The First Department, reversing Supreme Court, determined that the relation-back doctrine could not be relied upon to substitute the name of a correction officer for “Jane Doe” in the complaint in this 42 USC 1983 action. The correction officer and the city are not “united in interest.” The city cannot be held vicariously liable for its employees’ violation of 42 USC 1983:
In this action alleging a claim of deliberate indifference under the Eighth Amendment and 42 USC § 1983, plaintiff did not serve the Jane Doe correction officer defendant before the statute of limitations ran. Although the claims against the intended defendant arise out of the same transaction as the claims alleged in the complaint, plaintiff cannot rely on the relation-back doctrine. The correction officer and defendant City are not “united in interest” because “the City cannot be held vicariously liable for its employees’ violations of 42 USC § 1983” … . Nor can plaintiff’s more than two-year delay in seeking to add the new defendant as a party after learning her identity be characterized as a mistake for relation-back purposes … .

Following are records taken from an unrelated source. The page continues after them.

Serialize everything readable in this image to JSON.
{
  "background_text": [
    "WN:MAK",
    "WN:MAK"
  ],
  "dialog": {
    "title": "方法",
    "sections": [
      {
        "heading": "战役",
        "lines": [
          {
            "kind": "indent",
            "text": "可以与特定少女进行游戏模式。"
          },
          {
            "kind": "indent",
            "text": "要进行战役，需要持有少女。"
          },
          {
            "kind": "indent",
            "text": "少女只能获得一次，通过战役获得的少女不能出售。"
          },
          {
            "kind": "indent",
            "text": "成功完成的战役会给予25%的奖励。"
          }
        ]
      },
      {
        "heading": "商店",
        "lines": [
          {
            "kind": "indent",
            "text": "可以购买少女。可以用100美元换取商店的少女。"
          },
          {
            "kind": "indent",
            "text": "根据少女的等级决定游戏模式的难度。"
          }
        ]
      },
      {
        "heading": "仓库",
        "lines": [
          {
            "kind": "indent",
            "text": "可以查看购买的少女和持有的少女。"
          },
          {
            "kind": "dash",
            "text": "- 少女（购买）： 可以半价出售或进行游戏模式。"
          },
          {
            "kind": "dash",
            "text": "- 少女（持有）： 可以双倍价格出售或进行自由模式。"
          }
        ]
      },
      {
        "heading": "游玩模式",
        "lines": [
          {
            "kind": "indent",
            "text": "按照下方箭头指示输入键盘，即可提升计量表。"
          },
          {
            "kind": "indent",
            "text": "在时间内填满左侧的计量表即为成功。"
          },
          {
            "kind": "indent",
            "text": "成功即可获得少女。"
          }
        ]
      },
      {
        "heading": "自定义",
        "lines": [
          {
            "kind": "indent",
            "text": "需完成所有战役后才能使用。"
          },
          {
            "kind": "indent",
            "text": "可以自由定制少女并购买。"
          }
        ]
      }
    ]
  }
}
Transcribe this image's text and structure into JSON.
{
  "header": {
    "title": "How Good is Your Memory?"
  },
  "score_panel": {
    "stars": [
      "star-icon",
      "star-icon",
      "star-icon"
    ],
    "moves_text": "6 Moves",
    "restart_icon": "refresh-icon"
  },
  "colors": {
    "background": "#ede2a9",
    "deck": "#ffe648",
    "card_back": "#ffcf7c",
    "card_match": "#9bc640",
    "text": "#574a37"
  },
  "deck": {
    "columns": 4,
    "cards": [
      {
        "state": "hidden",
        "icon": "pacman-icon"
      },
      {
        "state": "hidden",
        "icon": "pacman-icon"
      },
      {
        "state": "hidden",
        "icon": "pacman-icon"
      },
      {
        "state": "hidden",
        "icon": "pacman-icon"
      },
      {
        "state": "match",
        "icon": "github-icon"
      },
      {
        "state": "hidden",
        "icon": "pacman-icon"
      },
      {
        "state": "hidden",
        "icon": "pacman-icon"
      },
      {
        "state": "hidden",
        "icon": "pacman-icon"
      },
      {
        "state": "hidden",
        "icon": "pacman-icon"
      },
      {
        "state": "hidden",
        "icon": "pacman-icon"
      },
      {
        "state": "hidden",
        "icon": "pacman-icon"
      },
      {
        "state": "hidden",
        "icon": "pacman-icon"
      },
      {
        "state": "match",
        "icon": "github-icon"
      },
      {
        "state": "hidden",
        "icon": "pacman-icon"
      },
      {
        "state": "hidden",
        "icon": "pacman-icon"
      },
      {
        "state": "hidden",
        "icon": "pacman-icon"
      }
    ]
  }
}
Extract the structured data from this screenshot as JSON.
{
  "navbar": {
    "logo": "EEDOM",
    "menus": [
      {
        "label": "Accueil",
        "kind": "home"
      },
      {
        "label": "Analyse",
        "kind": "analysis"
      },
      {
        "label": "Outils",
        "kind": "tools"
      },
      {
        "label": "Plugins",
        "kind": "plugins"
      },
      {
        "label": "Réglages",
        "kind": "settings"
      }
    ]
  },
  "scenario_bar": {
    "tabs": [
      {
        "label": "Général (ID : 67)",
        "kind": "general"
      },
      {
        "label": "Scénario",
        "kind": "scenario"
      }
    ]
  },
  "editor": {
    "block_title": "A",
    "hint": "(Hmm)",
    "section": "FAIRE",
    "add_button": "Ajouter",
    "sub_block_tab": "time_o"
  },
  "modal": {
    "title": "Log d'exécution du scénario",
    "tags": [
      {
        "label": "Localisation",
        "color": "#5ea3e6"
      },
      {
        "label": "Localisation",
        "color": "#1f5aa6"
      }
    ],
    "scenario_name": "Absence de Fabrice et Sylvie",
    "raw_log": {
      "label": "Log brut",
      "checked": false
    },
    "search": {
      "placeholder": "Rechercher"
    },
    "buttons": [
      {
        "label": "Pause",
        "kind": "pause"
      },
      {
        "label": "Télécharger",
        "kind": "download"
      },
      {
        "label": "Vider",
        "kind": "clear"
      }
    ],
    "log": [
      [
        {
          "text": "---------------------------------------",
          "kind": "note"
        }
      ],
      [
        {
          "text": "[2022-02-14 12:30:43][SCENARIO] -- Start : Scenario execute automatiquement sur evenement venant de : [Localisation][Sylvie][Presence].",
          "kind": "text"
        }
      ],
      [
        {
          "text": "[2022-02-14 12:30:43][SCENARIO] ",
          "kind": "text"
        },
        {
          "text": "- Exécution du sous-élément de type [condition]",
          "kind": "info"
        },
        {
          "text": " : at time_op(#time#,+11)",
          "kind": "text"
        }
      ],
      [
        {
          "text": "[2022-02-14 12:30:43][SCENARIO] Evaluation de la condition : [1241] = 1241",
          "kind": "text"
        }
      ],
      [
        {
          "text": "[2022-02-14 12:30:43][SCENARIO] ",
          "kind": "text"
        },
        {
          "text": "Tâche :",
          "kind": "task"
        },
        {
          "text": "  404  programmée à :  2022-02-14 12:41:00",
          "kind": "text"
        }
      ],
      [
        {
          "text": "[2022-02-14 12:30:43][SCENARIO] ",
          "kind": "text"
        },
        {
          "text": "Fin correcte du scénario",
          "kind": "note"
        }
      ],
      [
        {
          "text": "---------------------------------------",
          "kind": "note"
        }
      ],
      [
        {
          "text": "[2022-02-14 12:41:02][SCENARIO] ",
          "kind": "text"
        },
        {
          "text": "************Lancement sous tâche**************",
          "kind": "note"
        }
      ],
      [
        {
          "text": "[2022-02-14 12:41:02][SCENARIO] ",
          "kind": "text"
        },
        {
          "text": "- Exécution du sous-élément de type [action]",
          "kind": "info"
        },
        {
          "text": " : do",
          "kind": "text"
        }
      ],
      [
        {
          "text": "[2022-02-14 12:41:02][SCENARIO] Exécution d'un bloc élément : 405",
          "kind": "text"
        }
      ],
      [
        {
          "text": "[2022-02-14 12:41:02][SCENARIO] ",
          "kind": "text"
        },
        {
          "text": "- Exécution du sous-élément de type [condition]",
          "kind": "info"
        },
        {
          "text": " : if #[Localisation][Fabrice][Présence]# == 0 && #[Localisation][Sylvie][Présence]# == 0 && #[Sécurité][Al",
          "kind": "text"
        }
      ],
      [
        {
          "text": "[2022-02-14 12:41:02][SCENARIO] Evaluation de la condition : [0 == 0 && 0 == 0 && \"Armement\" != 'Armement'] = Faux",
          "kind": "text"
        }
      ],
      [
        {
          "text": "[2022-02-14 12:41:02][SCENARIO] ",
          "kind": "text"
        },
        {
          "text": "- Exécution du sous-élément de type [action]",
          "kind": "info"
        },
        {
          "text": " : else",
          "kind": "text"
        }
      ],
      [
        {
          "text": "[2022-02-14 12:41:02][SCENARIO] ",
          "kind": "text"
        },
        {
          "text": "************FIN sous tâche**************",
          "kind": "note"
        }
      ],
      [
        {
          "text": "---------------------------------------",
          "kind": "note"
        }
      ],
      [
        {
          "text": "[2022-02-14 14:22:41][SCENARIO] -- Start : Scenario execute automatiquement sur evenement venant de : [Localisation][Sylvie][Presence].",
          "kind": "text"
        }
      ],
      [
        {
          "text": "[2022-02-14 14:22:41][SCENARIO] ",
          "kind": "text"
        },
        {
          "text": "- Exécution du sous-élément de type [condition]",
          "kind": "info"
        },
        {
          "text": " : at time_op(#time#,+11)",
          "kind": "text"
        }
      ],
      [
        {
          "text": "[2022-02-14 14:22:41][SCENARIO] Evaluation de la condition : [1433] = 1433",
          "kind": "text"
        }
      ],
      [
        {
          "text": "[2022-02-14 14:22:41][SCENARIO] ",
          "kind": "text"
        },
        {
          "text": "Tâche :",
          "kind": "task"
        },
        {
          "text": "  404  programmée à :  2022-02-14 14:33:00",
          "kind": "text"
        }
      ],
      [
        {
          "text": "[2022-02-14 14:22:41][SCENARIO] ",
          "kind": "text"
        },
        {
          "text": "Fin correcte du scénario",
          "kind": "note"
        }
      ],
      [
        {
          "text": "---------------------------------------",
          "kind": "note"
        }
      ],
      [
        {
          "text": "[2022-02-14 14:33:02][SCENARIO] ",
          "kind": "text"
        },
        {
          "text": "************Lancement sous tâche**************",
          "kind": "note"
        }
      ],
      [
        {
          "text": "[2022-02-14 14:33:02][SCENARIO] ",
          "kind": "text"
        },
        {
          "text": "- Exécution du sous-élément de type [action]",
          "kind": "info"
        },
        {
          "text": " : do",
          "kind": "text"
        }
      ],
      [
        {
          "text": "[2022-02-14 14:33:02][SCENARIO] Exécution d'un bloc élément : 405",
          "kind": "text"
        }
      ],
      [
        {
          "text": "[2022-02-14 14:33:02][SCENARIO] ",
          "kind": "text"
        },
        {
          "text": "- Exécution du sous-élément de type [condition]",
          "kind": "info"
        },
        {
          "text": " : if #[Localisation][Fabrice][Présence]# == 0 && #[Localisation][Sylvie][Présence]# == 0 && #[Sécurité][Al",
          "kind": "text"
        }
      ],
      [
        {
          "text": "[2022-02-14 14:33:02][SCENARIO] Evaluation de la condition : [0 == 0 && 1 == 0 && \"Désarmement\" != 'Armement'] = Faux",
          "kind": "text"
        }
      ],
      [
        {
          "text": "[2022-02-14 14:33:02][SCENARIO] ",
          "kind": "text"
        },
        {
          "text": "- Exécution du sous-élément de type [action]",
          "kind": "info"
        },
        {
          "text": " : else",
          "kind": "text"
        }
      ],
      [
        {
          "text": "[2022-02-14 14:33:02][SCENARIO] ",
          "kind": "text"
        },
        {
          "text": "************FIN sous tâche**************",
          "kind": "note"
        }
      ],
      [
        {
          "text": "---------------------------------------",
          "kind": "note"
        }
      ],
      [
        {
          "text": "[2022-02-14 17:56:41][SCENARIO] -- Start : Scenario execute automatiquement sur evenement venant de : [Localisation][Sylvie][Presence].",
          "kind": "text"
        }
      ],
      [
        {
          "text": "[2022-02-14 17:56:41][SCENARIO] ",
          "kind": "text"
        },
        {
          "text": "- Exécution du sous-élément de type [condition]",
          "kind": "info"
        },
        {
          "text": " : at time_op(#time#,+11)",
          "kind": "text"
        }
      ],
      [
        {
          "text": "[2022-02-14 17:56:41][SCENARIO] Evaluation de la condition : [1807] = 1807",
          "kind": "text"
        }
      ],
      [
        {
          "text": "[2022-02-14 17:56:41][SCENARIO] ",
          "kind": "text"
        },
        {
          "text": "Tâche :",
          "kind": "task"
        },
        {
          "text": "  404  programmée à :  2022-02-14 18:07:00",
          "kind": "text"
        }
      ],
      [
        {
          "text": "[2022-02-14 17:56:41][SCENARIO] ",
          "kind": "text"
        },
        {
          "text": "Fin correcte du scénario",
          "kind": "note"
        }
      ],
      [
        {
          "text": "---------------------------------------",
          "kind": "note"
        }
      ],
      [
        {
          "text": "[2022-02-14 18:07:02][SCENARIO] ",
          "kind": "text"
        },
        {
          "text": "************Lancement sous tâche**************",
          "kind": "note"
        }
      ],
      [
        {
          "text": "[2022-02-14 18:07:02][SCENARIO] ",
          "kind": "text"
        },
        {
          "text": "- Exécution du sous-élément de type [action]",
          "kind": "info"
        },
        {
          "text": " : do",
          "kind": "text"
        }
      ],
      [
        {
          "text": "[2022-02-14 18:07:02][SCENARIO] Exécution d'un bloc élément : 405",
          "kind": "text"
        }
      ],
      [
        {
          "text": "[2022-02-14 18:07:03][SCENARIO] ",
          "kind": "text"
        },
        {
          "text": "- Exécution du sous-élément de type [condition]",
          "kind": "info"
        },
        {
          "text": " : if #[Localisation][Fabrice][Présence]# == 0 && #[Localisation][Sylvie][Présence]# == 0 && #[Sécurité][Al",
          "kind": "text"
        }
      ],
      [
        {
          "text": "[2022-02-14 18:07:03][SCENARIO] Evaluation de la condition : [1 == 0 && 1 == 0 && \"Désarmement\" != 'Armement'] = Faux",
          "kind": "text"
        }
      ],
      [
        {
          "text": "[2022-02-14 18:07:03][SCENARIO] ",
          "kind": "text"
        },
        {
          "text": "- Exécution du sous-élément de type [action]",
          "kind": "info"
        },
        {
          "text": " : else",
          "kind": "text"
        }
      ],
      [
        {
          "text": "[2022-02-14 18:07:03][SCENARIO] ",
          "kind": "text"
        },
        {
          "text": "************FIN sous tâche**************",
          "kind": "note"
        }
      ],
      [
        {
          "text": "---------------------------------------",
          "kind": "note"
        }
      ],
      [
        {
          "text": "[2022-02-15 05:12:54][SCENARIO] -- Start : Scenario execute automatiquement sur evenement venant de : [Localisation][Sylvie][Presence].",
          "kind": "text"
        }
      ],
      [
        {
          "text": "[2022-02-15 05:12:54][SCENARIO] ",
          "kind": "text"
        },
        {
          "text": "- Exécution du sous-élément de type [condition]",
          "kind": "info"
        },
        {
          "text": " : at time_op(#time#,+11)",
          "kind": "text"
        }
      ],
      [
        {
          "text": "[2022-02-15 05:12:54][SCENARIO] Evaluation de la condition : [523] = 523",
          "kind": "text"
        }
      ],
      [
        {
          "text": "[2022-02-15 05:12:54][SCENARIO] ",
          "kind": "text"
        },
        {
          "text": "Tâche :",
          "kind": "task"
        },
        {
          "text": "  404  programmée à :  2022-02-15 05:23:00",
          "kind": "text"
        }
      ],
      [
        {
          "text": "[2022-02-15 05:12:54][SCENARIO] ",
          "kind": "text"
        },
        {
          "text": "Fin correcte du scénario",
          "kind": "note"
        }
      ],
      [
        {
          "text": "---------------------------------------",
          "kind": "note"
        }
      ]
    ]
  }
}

Plaintiff’s reliance on CPLR 1024 is unavailing, as he does not demonstrate diligence in seeking to identify the unknown correction officer prior to the expiration of the statute of limitations … . Burbano v New York City, 2019 NY Slip Op 03937, First Dept 5-21-19